→ What this task involves:
The answer should be one number only, namely how many lines of the records hold the word "Choose".

[Stored data entries]
= Beginning of Section =

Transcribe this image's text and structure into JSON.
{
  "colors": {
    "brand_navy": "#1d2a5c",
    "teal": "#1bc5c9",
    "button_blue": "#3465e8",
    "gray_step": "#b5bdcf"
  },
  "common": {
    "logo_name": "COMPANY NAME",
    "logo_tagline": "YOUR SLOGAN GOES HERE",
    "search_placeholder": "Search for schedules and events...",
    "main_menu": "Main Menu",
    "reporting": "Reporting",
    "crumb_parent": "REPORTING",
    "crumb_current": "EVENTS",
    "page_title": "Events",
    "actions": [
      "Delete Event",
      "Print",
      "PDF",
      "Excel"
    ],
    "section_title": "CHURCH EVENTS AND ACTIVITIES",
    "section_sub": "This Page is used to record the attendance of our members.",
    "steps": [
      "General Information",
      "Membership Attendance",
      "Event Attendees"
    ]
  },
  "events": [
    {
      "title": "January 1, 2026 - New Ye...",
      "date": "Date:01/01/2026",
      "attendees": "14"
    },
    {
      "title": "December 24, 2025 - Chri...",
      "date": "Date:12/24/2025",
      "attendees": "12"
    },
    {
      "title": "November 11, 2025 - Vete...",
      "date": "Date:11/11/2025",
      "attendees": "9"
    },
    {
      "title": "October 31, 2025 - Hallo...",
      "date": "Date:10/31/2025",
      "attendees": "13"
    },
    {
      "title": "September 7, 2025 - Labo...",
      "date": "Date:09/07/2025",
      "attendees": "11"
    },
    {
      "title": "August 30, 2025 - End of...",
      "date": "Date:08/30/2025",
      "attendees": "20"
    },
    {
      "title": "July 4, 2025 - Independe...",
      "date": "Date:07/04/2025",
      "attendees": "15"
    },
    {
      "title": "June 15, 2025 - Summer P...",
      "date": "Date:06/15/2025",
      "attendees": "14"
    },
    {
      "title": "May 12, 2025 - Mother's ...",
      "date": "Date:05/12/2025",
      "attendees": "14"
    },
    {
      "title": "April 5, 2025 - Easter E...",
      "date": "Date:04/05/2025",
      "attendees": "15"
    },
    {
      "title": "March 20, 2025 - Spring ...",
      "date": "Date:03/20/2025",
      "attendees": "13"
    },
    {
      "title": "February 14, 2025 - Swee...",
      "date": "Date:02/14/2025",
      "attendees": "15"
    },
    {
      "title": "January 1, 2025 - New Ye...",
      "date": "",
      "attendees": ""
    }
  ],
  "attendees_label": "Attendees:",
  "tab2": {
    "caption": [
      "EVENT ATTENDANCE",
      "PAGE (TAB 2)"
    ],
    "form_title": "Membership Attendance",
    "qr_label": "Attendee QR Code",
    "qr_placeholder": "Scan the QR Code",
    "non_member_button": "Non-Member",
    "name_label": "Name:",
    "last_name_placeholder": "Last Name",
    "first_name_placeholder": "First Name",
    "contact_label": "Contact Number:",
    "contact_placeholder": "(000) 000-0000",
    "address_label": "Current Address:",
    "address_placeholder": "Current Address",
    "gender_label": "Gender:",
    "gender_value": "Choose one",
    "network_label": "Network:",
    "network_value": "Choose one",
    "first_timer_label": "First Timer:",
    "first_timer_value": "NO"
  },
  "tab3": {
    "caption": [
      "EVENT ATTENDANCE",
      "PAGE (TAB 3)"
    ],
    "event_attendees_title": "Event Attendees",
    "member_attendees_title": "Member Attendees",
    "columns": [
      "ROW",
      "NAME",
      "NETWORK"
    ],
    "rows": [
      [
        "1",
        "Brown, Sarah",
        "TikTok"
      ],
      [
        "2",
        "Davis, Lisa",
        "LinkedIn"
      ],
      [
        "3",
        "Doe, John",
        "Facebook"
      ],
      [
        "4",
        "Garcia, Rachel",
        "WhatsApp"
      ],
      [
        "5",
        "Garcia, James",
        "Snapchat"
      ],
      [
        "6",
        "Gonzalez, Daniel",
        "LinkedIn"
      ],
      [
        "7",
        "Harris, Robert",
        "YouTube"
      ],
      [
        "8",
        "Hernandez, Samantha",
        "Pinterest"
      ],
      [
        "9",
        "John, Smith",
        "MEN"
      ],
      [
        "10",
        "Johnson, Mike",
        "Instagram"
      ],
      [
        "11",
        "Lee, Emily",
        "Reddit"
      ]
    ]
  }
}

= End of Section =

→ Answer to the problem:
2